    In context, we can see how Paul identifies Israel, speaking in reference to himself, "I ask then: Did God reject his people? By no means! I am an Israelite myself, a descendant of Abraham, from the tribe of Benjamin" (Romans 11:1).  Paul is part of Israel, because he is physically a descendent of Abraham, of the tribe of Benjamin--not based primiarly on believing in Christ.  The promises to the people of Israel still apply, for, "This is what the Lord says: 'If I have not established my covenant with day and night and the fixed laws of heaven and earth, then I will reject the descendants of Jacob and David my servant and will not choose one of his sons to rule over the descendants of Abraham, Isaac and Jacob. For I will restore their fortunes and have compassion on them'" (Jeremiah 33:25-26).

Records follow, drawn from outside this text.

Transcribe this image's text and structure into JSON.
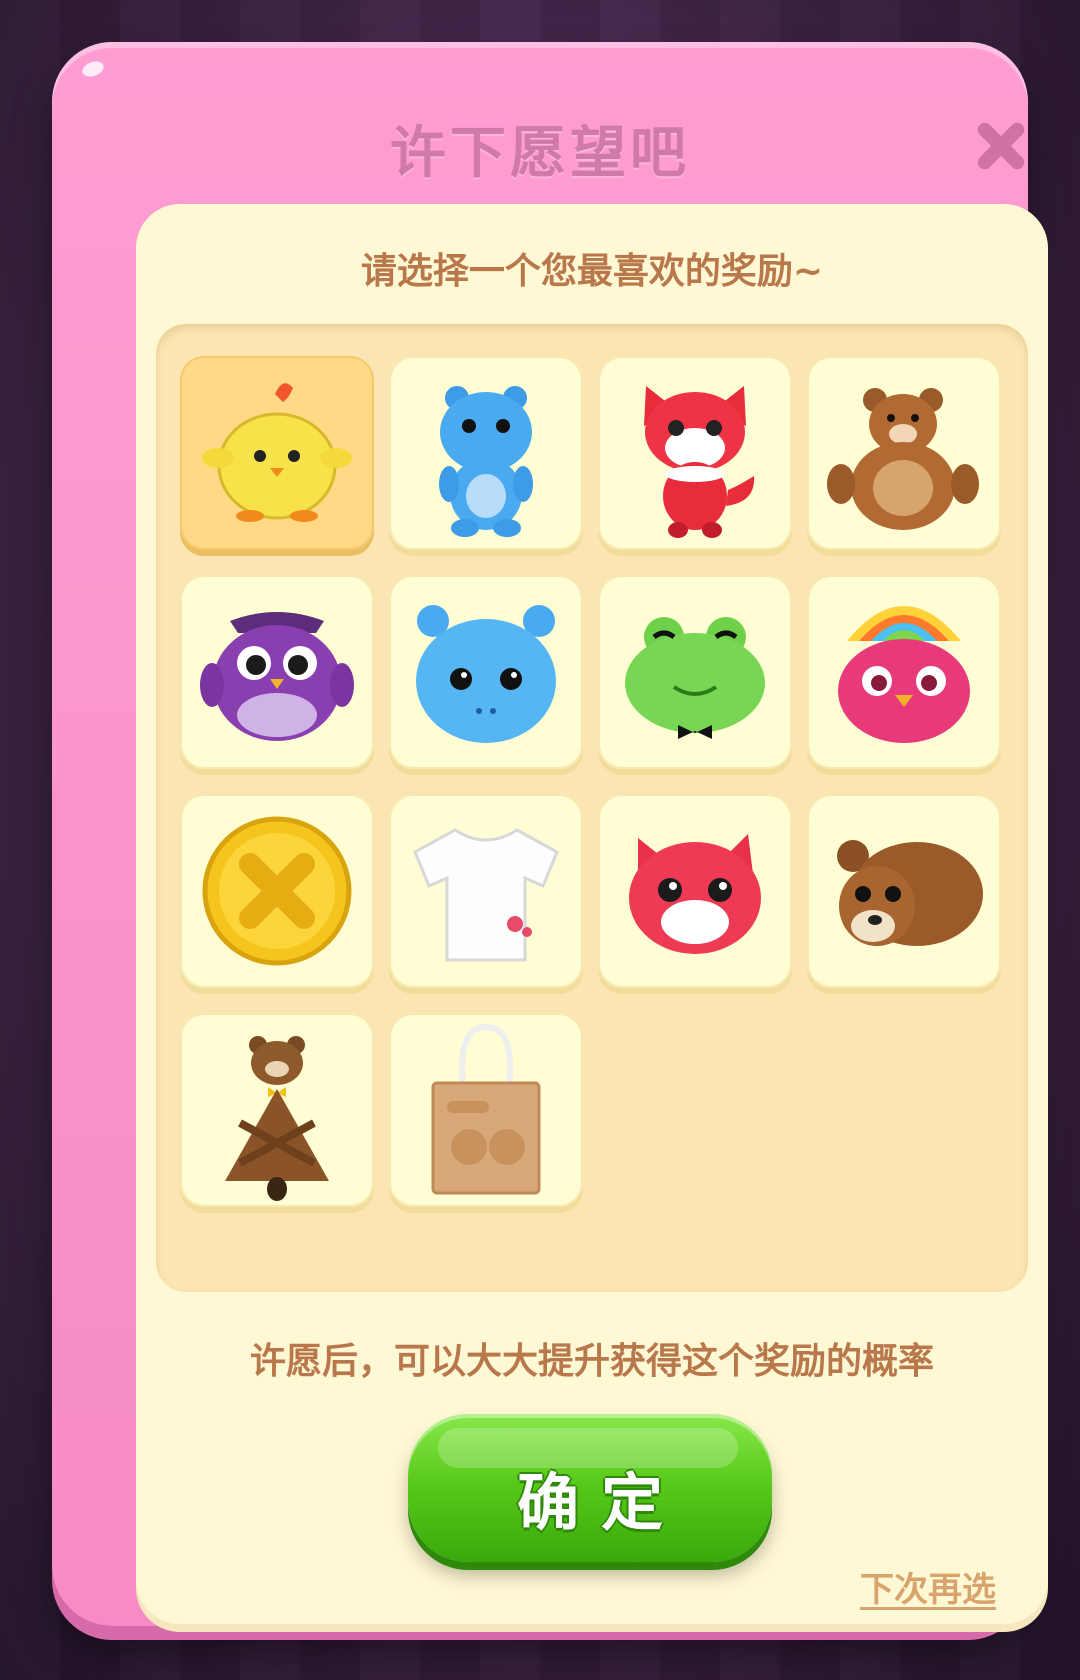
{
  "dialog": {
    "title": "许下愿望吧",
    "subtitle": "请选择一个您最喜欢的奖励~",
    "hint": "许愿后，可以大大提升获得这个奖励的概率",
    "confirm_label": "确定",
    "skip_label": "下次再选"
  },
  "rewards": [
    {
      "name": "yellow-chick-plush",
      "selected": true
    },
    {
      "name": "blue-hippo-plush",
      "selected": false
    },
    {
      "name": "red-fox-plush",
      "selected": false
    },
    {
      "name": "brown-bear-plush",
      "selected": false
    },
    {
      "name": "purple-owl-pillow",
      "selected": false
    },
    {
      "name": "blue-hippo-pillow",
      "selected": false
    },
    {
      "name": "green-frog-pillow",
      "selected": false
    },
    {
      "name": "rainbow-bird-pillow",
      "selected": false
    },
    {
      "name": "gold-coin-pillow",
      "selected": false
    },
    {
      "name": "white-t-shirt",
      "selected": false
    },
    {
      "name": "red-fox-head-pillow",
      "selected": false
    },
    {
      "name": "bear-head-pillow",
      "selected": false
    },
    {
      "name": "raccoon-blanket",
      "selected": false
    },
    {
      "name": "tote-bag",
      "selected": false
    }
  ],
  "colors": {
    "modal_pink": "#f78bc6",
    "panel_cream": "#fff8d5",
    "text_brown": "#b8784b",
    "button_green": "#57c919",
    "selected_tile": "#ffd985"
  }
}
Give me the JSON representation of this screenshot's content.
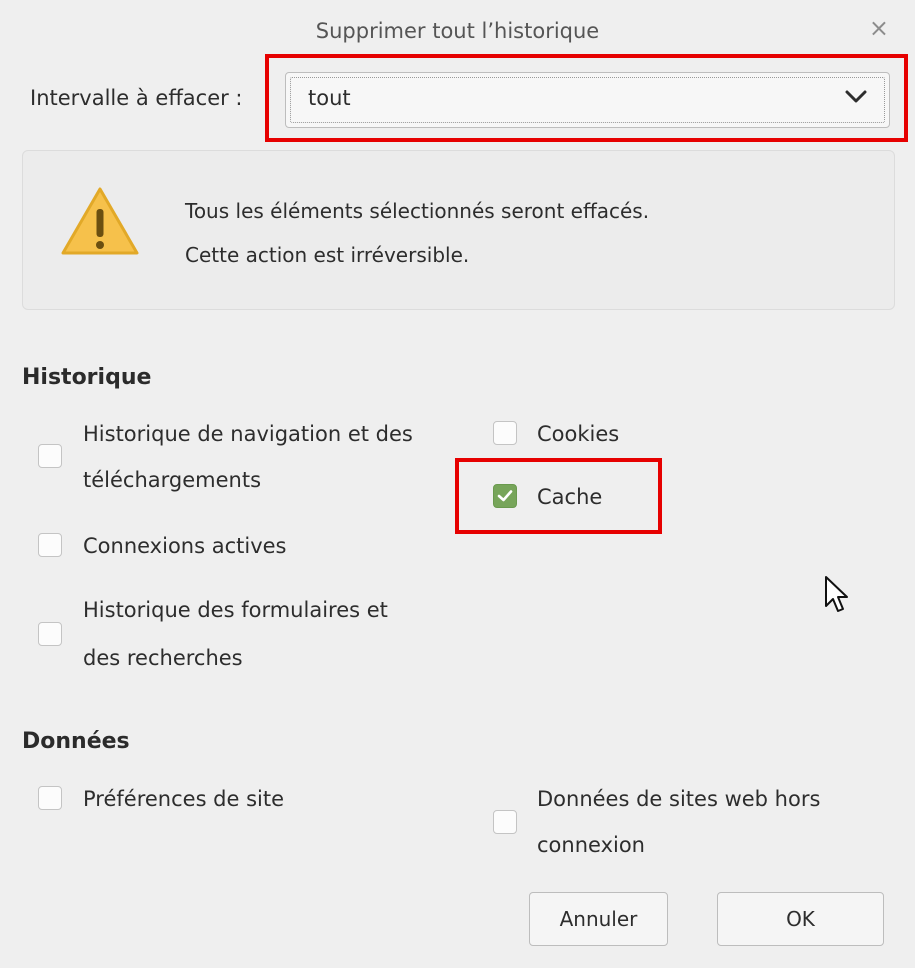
{
  "dialog": {
    "title": "Supprimer tout l’historique",
    "close_glyph": "×"
  },
  "range": {
    "label": "Intervalle à effacer :",
    "selected": "tout"
  },
  "warning": {
    "icon": "warning-triangle-icon",
    "line1": "Tous les éléments sélectionnés seront effacés.",
    "line2": "Cette action est irréversible."
  },
  "historique": {
    "title": "Historique",
    "items": [
      {
        "label_line1": "Historique de navigation et des",
        "label_line2": "téléchargements",
        "checked": false
      },
      {
        "label": "Cookies",
        "checked": false
      },
      {
        "label": "Cache",
        "checked": true
      },
      {
        "label": "Connexions actives",
        "checked": false
      },
      {
        "label_line1": "Historique des formulaires et",
        "label_line2": "des recherches",
        "checked": false
      }
    ]
  },
  "donnees": {
    "title": "Données",
    "items": [
      {
        "label": "Préférences de site",
        "checked": false
      },
      {
        "label_line1": "Données de sites web hors",
        "label_line2": "connexion",
        "checked": false
      }
    ]
  },
  "buttons": {
    "cancel": "Annuler",
    "ok": "OK"
  },
  "colors": {
    "highlight": "#e60000",
    "checkbox_checked": "#77a55a",
    "warning_yellow": "#f6c14b"
  }
}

    Returning to the context of Romans 11 (along with chapters nine and ten), we can see that God intends to restore his people Israel in Christ--He will not leave them behind.  As we see first in vs.5, "So too, at the present time there is a remnant chosen by grace," that remnant being chosen from Israel.  And Paul continues the point later, "Again I ask: Did they stumble so as to fall beyond recovery? Not at all! Rather, because of their transgression, salvation has come to the Gentiles to make Israel envious.  But if their transgression means riches for the world, and their loss means riches for the Gentiles, how much greater riches will their fullness bring! (Romans 11:12-13).  Paul's heart for Israel--again the literal nation, not Israel redefined as Christians--comes through not only in words, but also in deeds as we read throughout the book of Acts, where the pattern was, "When they arrived at Salamis, they proclaimed the word of God in the Jewish synagogues. John was with them as their helper" (Acts 13:5).  

    We can add to Paul's words the words of Jesus, who prophesied to His people Israel, "For I tell you, you will not see me again until you say, 'Blessed is he who comes in the name of the Lord'" (Matthew 23:39).

    You are correct to point out the truth in Romans 9:6, that, "It is not as though God's word had failed. For not all who are descended from Israel are Israel."  At all times throughout Jewish history as we see in the Bible, there were those jews who were disobedient, worshipped idols, and rejected God's covenant; however, a faithful remnant always remained and still remains today.  Let us not forget that just as we gentiles are adopted as sons (Romans 8), we were adopted into God's family to which the Jews first belonged, as Paul says, "For I could wish that I myself were cursed and cut off from Christ for the sake of my brothers, those of my own race, the people of Israel. Theirs is the adoption as sons; theirs the divine glory, the covenants, the receiving of the law, the temple worship and the promises" (Romans 9:3-4).  The sonship, the glory, the covenants, and the promises still remain, for our Lord said, "Do not think that I have come to abolish the Law or the Prophets; I have not come to abolish them but to fulfill them" (Matthew 5:17).  Again we see that Israel as a race, people, and nation is still relevant and that God still holds covenant promises for Israel in addition to--but not apart from--the promises that are ours in Christ (Yeshua the Messiah).

    I must stress again that the Church has not replaced Israel in any sense.  We are not the "new" Israel into which believing Jews must be ingrafted; in fact the opposite is true, for it is we who are ingrafted into the promise that came first to the Jews, and then to the Gentiles.  Just as Paul says, "I am not ashamed of the gospel, because it is the power of God for the salvation of everyone who believes: first for the Jew, then for the Gentile" (Romans 1:16).

  • Comment by  JimH:

    I count myself among those who believe God has a plan for Israel in the final days. Besides the verses in Romans which have already been quoted and are very compelling, there are these verses in Isaiah

    ---------------------

24/7 Footer Ad